This fall, flu season brought a bug of a different sort – the shutdown in the United Kingdom of Chiron Corporation, a major manufacturer of the influenza vaccine.

As a result, the United States will have only about half as much vaccine as was thought necessary by the US Centers for Disease Control and Prevention (CDC). Thus, early last month, the CDC modified its earlier goals and issued interim recommendations for use of available vaccine during the 2004-05 season.

According to the CDC, the top priority groups for vaccination (in no order of importance) are:

  • All children aged 6—23 months
  • Adults aged 65 years or over
  • Persons aged 2—64 years with certain chronic medical conditions
  • Women who will be pregnant during the influenza season
  • Residents of nursing homes and chronic care facilities
  • Children aged 6 months—18 years who take aspirin daily
  • Health care workers involved in direct patient care
  • Out-of-home caregivers and household members of children less than six months old

“For the rest of us,” says LHSFNA Health Promotion Division Director Mary Jane MacArthur, “avoid contact with people who are sick, eat healthy, exercise and wash your hands.
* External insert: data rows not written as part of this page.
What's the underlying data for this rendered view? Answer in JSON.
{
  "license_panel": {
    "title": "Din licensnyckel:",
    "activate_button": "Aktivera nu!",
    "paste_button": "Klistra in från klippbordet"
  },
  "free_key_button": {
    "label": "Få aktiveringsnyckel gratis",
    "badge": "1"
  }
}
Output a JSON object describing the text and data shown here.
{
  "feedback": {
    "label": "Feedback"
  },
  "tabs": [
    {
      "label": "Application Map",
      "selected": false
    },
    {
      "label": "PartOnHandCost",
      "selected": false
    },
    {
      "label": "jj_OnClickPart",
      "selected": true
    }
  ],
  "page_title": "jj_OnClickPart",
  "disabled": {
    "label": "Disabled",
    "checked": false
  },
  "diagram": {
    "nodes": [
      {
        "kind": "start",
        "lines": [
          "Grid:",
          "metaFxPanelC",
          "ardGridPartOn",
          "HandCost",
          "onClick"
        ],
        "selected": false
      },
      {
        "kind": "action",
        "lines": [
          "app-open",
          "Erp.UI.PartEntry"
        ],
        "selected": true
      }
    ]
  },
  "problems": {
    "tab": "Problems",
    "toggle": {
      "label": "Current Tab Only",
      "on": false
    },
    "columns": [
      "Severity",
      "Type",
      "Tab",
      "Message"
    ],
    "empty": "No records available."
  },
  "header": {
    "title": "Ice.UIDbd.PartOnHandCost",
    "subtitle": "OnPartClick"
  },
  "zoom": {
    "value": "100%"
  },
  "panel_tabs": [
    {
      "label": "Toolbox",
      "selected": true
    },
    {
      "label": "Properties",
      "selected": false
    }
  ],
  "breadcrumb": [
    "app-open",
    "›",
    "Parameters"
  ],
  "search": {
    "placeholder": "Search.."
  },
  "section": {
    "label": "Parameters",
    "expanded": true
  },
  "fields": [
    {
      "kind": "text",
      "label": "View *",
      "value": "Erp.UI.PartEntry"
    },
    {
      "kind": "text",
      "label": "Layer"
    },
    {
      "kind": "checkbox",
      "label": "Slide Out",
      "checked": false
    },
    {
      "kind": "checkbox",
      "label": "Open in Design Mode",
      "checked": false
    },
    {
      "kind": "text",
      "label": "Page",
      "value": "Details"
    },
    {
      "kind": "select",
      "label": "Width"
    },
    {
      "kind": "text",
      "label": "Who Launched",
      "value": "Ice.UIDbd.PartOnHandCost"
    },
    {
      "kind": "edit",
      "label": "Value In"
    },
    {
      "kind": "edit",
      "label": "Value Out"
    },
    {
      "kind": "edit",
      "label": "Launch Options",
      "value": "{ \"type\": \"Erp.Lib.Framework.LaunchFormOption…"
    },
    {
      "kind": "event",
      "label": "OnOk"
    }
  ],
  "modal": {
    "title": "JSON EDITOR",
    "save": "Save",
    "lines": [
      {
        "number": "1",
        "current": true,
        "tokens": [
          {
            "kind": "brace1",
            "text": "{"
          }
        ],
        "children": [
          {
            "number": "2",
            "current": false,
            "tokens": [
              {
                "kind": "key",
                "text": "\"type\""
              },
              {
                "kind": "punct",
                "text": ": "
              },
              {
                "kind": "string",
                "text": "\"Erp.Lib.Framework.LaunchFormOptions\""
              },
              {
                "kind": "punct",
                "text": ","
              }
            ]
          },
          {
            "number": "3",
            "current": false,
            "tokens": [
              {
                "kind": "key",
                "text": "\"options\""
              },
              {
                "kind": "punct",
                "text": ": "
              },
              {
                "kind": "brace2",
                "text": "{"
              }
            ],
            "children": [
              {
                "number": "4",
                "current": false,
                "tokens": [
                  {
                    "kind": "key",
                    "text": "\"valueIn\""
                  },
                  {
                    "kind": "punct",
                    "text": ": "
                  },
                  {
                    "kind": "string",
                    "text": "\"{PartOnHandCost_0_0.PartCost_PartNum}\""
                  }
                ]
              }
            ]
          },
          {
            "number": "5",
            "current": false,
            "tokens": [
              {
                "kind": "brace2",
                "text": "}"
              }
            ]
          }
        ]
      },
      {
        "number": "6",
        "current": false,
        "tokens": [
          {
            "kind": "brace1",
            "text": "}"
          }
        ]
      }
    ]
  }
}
If you get the flu, you will have to rely on the old-fashioned cure – bed rest, over-the-counter medications to relieve symptoms and lots of liquids.” More information is available from the American Lung Association.

The CDC concurred, saying in a formal statement, “Persons who are not included in one of the priority groups described above should be informed about the urgent vaccine supply situation and asked to forego or defer vaccination.”


  • Fever
  • Headache
  • Extreme tiredness
  • Dry cough
  • Sore throat
  • Runny or stuffy nose
  • Muscle aches
  • Nausea, vomiting, diarrhea (more common in children than adults)

Good Health Habits

  • Avoid close contact with sick people
  • Stay home when you are sick
  • Cover your mouth and nose when coughing or sneezing
  • Clean your hands
  • Avoid touching your eyes, nose or mouth

For more information, visit the CDC website.

Though the immediate cause of the shortage was the shutdown of the Chiron plant in Great Britain by the nation’s Medicines and Healthcare Products Regulatory Agency (MHRA), the problem has deeper origins.

Influenza is caused by a virus which, itself, mutates every year. Vaccine makers must track virus strains, then develop a slightly modified vaccine for each flu season. Once the formula is developed, it must be injected by hand into millions of fertilized chicken eggs. Each egg produces four or five doses of vaccine. The process is time-consuming and expensive.

Due to a variety of factors, the market for vaccine sales varies from year to year so it is difficult for manufacturers to predict how much will be needed and sold. It is not uncommon for a manufacturer to make millions of doses that go unsold. It cannot be saved and modified for another season.

This kind of unpredictability has caused many pharmaceuticals to get out of the business. Since the early 1970s, the number of flu vaccine makers has shrunk from more than a dozen down to two.

With only two makers, a problem like the one at Chiron can mean a major disruption in service.

Because of this year’s elections, however, the long lines of seniors waiting for flu shots created a negative photo opp for the Bush administration. However, US Health and Human Services Department Director Tommy Thompson urged seniors to be patient, saying his agency would monitor the situation and move available supplies around so that most seniors would be able to get shots. He asked seniors to consult with their doctor or to notify the CDC if they are unable to get a shot.

On the other hand, many critics suggested that the administration should have been watching more closely. Apparently, all national health agencies that had ordered vaccine from Chiron were informed in August that the shortfall would occur. Most made arrangements to purchase additional amounts from the world’s other supplier, Aventis Pasteur, Inc. Though US officials, too, were informed, they placed no additional orders. However, they denied any malfeasance and stressed that enough shots will be available to inoculate most people who have high risk.

It is not known how dangerous the flu will be this season. Throughout the 1990s, the infection played a role in about 51,000 American fatalities each year, including about 8,000 attributable directly to the virus. Faced with the lessened availability of vaccine, an emphasis on good nutrition and personal health precautions is a must throughout this flu season.

[Steve Clark]